Skip to main content

Ronald J. Jaszczak

Professor Emeritus in the Department of Radiology
2919 Reynolda Circle, Durham, NC 27712
2919 Reynolda Circle, Durham, NC 27712


We currently have a large effort in quantitative nuclear medicine imaging, specifically in SPECT. This research covers basic instrumentation development, investigation and development of new image reconstruction algorithms, simulations, and evaluation of new quantitative techniques. Quantitation has been an ongoing topic of research in our group, and requires understanding of the physical phenomena involved in SPECT acquisition. Photon attenuation, scatter, limited spatial resolution, and image noise all contribute to the inherent quantitative inaccuracy in SPECT images, and must be compensated for. Our group is investigating ways to solve these problems through improved hardware, simulation and reconstruction.
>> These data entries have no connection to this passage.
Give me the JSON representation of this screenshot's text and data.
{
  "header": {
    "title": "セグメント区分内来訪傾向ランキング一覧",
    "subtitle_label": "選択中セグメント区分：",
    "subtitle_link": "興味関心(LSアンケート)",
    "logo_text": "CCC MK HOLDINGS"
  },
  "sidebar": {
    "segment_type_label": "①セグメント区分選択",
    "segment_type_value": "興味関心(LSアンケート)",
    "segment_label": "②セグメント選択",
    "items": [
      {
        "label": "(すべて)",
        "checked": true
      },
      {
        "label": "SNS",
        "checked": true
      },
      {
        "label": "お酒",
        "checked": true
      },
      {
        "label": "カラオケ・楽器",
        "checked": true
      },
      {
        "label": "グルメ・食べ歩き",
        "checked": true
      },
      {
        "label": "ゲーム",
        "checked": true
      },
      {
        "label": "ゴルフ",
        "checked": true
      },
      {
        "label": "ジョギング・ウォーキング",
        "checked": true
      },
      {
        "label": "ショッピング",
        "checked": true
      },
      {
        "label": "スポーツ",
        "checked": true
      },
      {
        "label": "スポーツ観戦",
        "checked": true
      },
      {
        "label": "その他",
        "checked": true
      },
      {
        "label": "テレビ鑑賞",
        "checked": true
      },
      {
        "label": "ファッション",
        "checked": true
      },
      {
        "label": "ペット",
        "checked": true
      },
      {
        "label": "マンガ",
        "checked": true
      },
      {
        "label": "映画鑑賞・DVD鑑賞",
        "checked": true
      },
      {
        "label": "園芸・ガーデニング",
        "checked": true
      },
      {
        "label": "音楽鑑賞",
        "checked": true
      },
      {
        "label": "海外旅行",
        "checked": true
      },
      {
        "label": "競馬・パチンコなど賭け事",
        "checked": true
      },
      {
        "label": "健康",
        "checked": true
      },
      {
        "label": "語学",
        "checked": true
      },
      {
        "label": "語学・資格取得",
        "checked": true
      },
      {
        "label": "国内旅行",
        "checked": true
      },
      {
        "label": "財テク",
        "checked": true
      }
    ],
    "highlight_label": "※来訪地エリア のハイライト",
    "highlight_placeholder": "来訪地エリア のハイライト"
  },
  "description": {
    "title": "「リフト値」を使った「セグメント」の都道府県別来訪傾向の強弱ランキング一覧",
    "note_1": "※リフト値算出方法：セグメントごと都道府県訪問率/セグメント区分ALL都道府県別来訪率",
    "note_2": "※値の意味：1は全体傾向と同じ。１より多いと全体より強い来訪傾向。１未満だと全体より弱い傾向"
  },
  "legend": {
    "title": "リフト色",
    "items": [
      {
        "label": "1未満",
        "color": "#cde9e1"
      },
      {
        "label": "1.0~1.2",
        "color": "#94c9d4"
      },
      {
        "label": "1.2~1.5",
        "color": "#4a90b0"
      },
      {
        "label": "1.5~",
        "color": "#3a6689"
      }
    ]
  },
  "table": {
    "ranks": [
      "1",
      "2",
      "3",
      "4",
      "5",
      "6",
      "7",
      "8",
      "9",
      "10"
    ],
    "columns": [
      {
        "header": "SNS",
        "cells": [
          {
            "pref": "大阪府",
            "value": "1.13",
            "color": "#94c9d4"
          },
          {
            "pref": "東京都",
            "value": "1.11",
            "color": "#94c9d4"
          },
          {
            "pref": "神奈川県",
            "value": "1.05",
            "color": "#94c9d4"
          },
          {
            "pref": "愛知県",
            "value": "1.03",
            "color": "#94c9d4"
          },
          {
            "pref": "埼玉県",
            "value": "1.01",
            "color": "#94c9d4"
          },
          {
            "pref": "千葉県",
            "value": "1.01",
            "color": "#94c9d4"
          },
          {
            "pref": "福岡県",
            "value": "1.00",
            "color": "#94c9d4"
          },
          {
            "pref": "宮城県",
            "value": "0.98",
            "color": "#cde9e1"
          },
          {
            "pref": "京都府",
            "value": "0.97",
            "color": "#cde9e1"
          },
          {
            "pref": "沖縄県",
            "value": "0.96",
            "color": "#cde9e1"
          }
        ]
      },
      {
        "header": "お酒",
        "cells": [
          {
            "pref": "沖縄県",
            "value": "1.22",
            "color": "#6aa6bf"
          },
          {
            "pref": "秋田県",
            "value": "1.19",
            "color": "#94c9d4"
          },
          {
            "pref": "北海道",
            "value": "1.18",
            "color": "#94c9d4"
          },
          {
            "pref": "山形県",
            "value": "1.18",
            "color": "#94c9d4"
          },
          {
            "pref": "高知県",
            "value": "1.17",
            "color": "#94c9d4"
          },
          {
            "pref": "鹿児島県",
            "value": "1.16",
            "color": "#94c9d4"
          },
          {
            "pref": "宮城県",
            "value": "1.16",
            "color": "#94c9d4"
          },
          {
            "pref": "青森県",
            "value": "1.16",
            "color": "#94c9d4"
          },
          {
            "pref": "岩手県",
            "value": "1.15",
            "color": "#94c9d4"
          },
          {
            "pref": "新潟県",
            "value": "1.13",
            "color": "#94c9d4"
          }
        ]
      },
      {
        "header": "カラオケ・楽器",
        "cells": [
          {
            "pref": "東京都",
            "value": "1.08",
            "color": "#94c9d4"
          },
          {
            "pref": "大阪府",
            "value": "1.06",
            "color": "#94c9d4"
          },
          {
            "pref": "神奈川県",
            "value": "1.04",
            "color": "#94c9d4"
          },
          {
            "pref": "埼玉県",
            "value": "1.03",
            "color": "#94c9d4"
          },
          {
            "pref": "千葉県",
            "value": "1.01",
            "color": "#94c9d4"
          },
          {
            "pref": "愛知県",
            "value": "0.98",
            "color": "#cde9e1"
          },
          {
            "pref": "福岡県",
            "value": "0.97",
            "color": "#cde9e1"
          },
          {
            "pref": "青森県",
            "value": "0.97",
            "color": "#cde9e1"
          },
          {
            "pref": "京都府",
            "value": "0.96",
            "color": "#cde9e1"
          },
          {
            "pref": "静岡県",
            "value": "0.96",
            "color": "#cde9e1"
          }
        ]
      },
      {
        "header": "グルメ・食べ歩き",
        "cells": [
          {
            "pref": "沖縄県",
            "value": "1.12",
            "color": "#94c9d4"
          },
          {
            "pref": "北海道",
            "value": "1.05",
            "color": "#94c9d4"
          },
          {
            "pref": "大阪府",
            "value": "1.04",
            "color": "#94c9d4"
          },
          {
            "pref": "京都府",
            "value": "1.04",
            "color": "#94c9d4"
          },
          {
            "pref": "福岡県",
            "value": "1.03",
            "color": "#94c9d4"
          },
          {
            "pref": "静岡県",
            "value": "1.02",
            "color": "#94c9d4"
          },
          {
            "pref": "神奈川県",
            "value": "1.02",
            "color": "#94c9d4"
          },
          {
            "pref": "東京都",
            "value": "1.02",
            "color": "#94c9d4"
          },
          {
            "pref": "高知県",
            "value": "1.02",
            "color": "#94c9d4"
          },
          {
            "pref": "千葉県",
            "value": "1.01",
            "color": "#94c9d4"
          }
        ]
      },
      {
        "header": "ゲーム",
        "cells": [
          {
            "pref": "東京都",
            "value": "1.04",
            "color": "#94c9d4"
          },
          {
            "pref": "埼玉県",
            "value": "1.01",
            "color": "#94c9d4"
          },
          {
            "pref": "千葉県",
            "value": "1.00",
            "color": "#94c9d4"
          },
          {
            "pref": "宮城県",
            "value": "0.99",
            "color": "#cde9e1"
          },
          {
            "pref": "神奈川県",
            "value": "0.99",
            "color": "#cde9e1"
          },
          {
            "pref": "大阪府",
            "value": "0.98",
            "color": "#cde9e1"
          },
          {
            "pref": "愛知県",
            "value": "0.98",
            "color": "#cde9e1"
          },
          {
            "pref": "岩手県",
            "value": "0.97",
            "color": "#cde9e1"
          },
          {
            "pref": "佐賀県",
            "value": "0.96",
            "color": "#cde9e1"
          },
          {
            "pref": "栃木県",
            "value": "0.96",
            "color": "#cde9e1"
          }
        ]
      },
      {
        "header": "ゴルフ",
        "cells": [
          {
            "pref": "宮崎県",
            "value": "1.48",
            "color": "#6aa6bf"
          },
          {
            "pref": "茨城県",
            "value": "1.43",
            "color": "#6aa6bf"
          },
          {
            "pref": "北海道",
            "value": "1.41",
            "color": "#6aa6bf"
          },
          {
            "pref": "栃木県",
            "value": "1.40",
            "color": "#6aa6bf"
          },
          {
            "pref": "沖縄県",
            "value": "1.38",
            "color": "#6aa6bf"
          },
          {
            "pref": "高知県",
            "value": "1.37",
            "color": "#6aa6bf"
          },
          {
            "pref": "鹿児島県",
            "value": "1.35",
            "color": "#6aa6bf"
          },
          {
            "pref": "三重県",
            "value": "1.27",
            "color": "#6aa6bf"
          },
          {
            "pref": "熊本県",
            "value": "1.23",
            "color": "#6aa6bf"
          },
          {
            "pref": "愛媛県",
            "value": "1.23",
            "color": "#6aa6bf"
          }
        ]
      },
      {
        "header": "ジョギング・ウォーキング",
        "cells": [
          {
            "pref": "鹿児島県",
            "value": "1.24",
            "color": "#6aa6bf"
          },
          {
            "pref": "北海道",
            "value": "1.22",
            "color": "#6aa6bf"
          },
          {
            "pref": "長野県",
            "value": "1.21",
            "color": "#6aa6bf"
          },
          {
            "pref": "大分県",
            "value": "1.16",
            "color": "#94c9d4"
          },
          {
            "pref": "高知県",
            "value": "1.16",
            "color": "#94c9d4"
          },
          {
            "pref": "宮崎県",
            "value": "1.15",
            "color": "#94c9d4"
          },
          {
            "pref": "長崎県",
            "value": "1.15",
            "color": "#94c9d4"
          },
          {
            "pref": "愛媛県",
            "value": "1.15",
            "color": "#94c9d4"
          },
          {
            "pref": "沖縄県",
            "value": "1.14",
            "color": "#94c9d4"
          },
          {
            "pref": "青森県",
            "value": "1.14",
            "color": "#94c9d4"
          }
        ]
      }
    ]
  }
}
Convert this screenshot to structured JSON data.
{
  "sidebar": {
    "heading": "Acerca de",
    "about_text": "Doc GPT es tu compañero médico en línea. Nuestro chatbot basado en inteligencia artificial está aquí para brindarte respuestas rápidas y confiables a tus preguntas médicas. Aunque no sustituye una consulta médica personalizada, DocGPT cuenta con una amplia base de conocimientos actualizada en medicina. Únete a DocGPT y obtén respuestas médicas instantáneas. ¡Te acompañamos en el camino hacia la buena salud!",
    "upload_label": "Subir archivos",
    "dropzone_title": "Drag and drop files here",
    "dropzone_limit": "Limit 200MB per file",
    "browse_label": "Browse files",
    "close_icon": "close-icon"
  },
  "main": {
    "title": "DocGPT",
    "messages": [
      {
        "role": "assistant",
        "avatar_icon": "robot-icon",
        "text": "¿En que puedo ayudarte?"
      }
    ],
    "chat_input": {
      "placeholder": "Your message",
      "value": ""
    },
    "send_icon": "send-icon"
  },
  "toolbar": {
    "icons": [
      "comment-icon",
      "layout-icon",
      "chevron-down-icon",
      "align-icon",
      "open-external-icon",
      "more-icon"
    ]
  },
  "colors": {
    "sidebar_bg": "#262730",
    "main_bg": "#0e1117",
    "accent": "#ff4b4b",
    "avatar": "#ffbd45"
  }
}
A major thrust of research in our group concerns improving imaging methods for evaluating myocardial perfusion and breast tumor characterization using Technetium-99, the most widely used nuclide. Our group has investigated alternate collimator design (fan-beam, half cone-beam, pinhole and astigmatic geometries), simulation methods, iterative reconstruction techniques, visualization, receiver operating characteristics (ROC) analysis, and correlation of images with other imaging modalities. Alternate collimator designs can improve the number of photons detected and thereby reduce image noise, or in the case of pinhole collimation, can be used to magnify images significantly, increasing the effective resolution for small objects.

We have developed and tested new filtered backprojection and iterative reconstruction methods that model non-uniform attenuation and distance-dependent detectors response. Iterative reconstruction methods, although computationally time consuming, allow proper correction for the degrading effects. We have performed Monte Carlo simulation to determine collimator and reconstruction properties which cannot be measured easily. Simulation provides a way to divide the degrading physical effects into components for separate study. Both converging beam and parallel beam collimator geometries have been modeled and novel ways of improving the efficiency of the computationally intensive methods have been introduced.

Current Appointments & Affiliations

Professor Emeritus in the Department of Radiology · 2010 - Present Radiology, Clinical Science Departments

Education, Training & Certifications

University of Florida · 1968 Ph.D.